For the past two weeks, I had the pleasure of being the navigator of the Yiddish group of the Danube strand of the UCL Global Citizens Summer School. This has been an exciting journey from its very start. While other groups focused on migrants that arrived in London from the Danubian region more recently, there has been no Yiddish-speaking population along the Danube since the Second World War. The task was to find an individual from the respective cultural group in London that could become the subject of our portrait documentary. Although most Yiddish speakers tend to be Jewish, not all Jews would be speakers of Yiddish. We were aware of the presence of an ultra-Orthodox community in London but none of us had fully realised that many of its members would speak only Yiddish or Hebrew but almost no English. Two weeks with a full programme of Yiddish language classes, lectures and creative tasks leave only limited room to explore a new community. We were lucky that we managed to find a Yiddish speaker through the extended network of one of our group members. Initially we were unsure what to expect but it turned out that our subject Izzy was a former Hasidic Jew who had chosen to leave his old ultra-Orthodox life behind in a quest to study sciences and explore a life beyond Stamford Hill.
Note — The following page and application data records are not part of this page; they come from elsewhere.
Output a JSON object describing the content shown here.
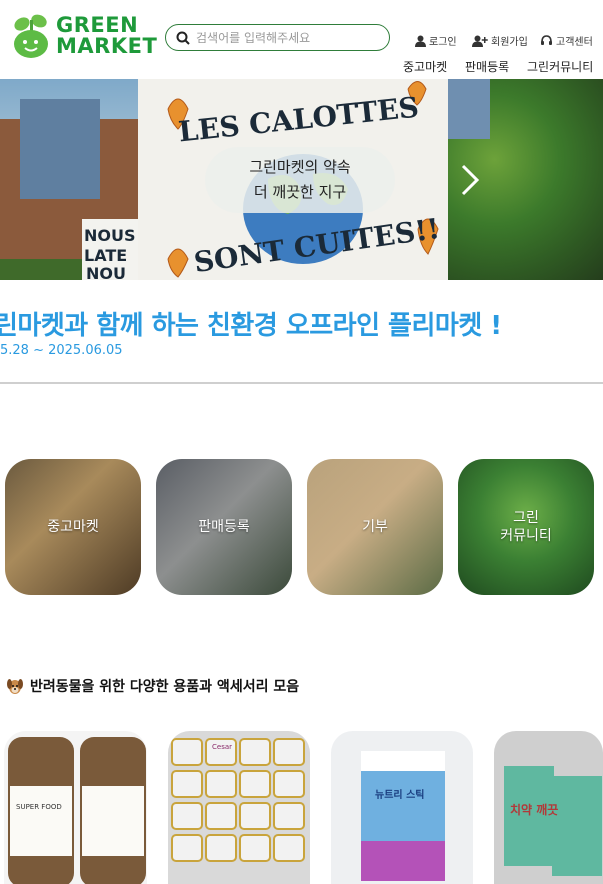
{
  "header": {
    "logo_line1": "GREEN",
    "logo_line2": "MARKET",
    "search_placeholder": "검색어를 입력해주세요",
    "util": {
      "login": "로그인",
      "signup": "회원가입",
      "support": "고객센터"
    },
    "nav": [
      "중고마켓",
      "판매등록",
      "그린커뮤니티"
    ]
  },
  "banner": {
    "line1": "그린마켓의 약속",
    "line2": "더 깨끗한 지구",
    "sign_text_1": "LES CALOTTES",
    "sign_text_2": "SONT CUITES!!",
    "left_sign": "NOUS LA TE NOU"
  },
  "event": {
    "title": "린마켓과 함께 하는 친환경 오프라인 플리마켓 !",
    "date": "5.28 ~ 2025.06.05"
  },
  "categories": [
    {
      "label": "중고마켓"
    },
    {
      "label": "판매등록"
    },
    {
      "label": "기부"
    },
    {
      "label_line1": "그린",
      "label_line2": "커뮤니티"
    }
  ],
  "section": {
    "title": "반려동물을 위한 다양한 용품과 액세서리 모음"
  },
  "products": [
    {
      "label": "SUPER FOOD"
    },
    {
      "label": "Cesar"
    },
    {
      "label": "뉴트리 스틱"
    },
    {
      "label": "치약 깨끗"
    }
  ],
  "colors": {
    "brand_green": "#1e9a3a",
    "accent_blue": "#2a9ae0"
  }
}
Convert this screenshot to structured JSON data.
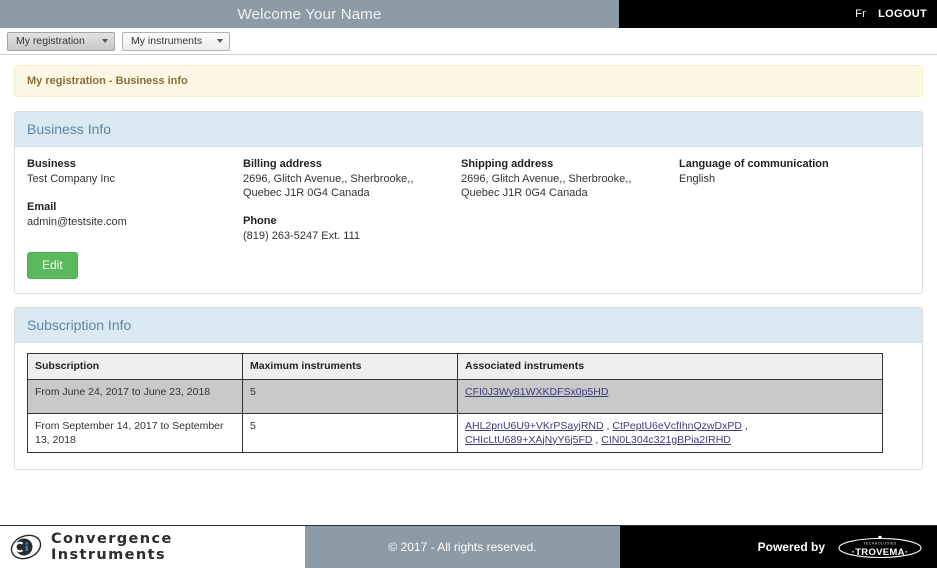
{
  "topbar": {
    "welcome": "Welcome  Your Name",
    "lang_label": "Fr",
    "logout_label": "LOGOUT"
  },
  "nav": {
    "items": [
      {
        "label": "My registration",
        "active": true
      },
      {
        "label": "My instruments",
        "active": false
      }
    ]
  },
  "breadcrumb": {
    "text": "My registration - Business info"
  },
  "business_panel": {
    "title": "Business Info",
    "fields": {
      "business_label": "Business",
      "business_value": "Test Company Inc",
      "email_label": "Email",
      "email_value": "admin@testsite.com",
      "billing_label": "Billing address",
      "billing_value": "2696, Glitch Avenue,, Sherbrooke,, Quebec J1R 0G4 Canada",
      "phone_label": "Phone",
      "phone_value": "(819) 263-5247 Ext. 111",
      "shipping_label": "Shipping address",
      "shipping_value": "2696, Glitch Avenue,, Sherbrooke,, Quebec J1R 0G4 Canada",
      "language_label": "Language of communication",
      "language_value": "English"
    },
    "edit_label": "Edit"
  },
  "subscription_panel": {
    "title": "Subscription Info",
    "columns": [
      "Subscription",
      "Maximum instruments",
      "Associated instruments"
    ],
    "rows": [
      {
        "subscription": "From June 24, 2017 to June 23, 2018",
        "maximum": "5",
        "instruments": [
          "CFI0J3Wy81WXKDFSx0p5HD"
        ]
      },
      {
        "subscription": "From September 14, 2017 to September 13, 2018",
        "maximum": "5",
        "instruments": [
          "AHL2pnU6U9+VKrPSayjRND",
          "CtPeptU6eVcfIhnQzwDxPD",
          "CHIcLtU689+XAjNyY6j5FD",
          "CIN0L304c321gBPia2IRHD"
        ]
      }
    ]
  },
  "footer": {
    "brand_line1": "Convergence",
    "brand_line2": "Instruments",
    "copyright": "© 2017 - All rights reserved.",
    "powered_by": "Powered by",
    "partner_name": "TROVEMA",
    "partner_tagline": "TECHNOLOGIES"
  },
  "colors": {
    "banner": "#8c9ba5",
    "panel_heading": "#dbeaf2",
    "panel_heading_text": "#5b87a5",
    "alert_bg": "#fcf8e3",
    "alert_text": "#8a6d3b",
    "edit_button": "#5cb85c",
    "link": "#3c3c7a"
  }
}
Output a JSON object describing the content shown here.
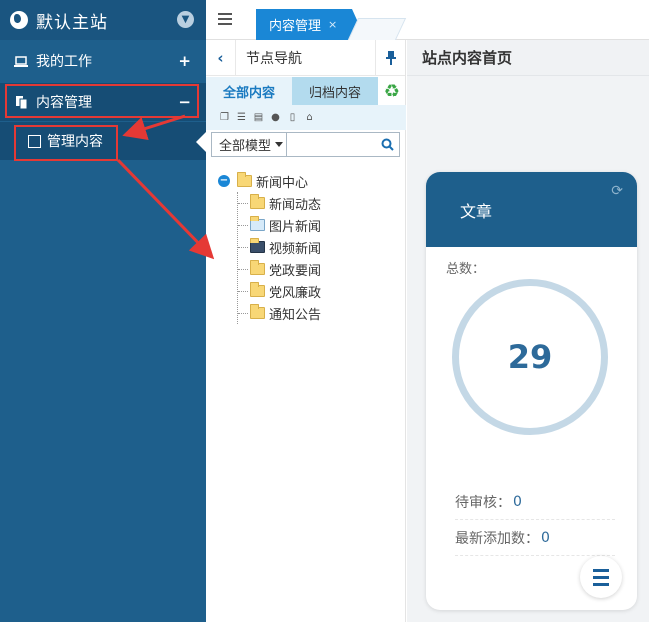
{
  "sidebar": {
    "site_title": "默认主站",
    "items": [
      {
        "label": "我的工作",
        "right": "+"
      },
      {
        "label": "内容管理",
        "right": "−"
      }
    ],
    "sub_item": {
      "label": "管理内容"
    }
  },
  "tabs": {
    "active_label": "内容管理",
    "close": "×"
  },
  "tree_panel": {
    "title": "节点导航",
    "tabs": {
      "all": "全部内容",
      "archive": "归档内容"
    },
    "filter": {
      "model": "全部模型",
      "search_placeholder": ""
    },
    "root": "新闻中心",
    "children": [
      "新闻动态",
      "图片新闻",
      "视频新闻",
      "党政要闻",
      "党风廉政",
      "通知公告"
    ]
  },
  "main": {
    "title": "站点内容首页",
    "card": {
      "title": "文章",
      "total_label": "总数：",
      "total": "29",
      "pending_label": "待审核：",
      "pending": "0",
      "new_label": "最新添加数：",
      "new": "0"
    }
  },
  "colors": {
    "sidebar": "#1e5f8c",
    "accent": "#1a87d6",
    "highlight": "#e53935"
  }
}
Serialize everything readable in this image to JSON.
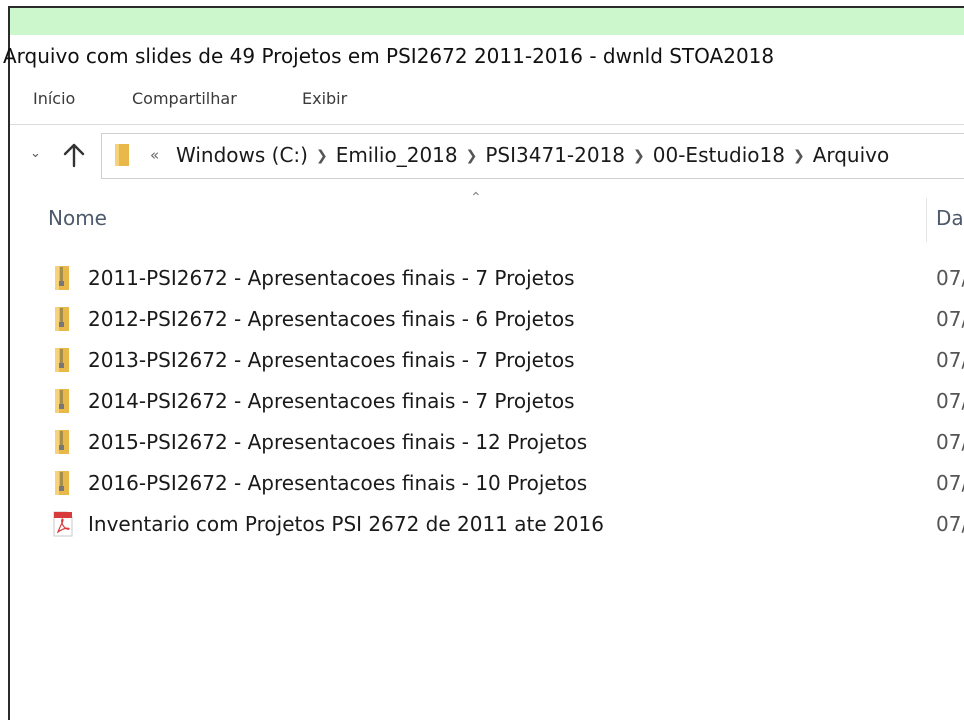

Izzy proved be great gatekeeper – on many levels. He was very open about his own experience but he was also happy to answer all our questions about the ultra-Orthodox life. He took us around Golders Green, traditionally the home to large parts of the Jewish community in London but also his home since leaving Stamford Hill. However, the two weeks were an intensive learning journey for all of us. As we all came from different countries ourselves, we could share some of our own knowledge and experience with Izzy, who knew little about countries such far afield as Japan and China. We sang Yiddish songs with our language teacher Barry Davis in every lesson and even if we may not all have been the most proficient singers, we definitely enjoyed ourselves.
The summer school ultimately, became something which was first and foremost a bonding experience between the group as well as with our subject Izzy. Working together on a film in such a short time, while having to learn the basics of video editing, is intense. However, the feeling when everybody crowds together around the small screen to watch the finished product is priceless. Those two weeks were a truly beautiful and global experience.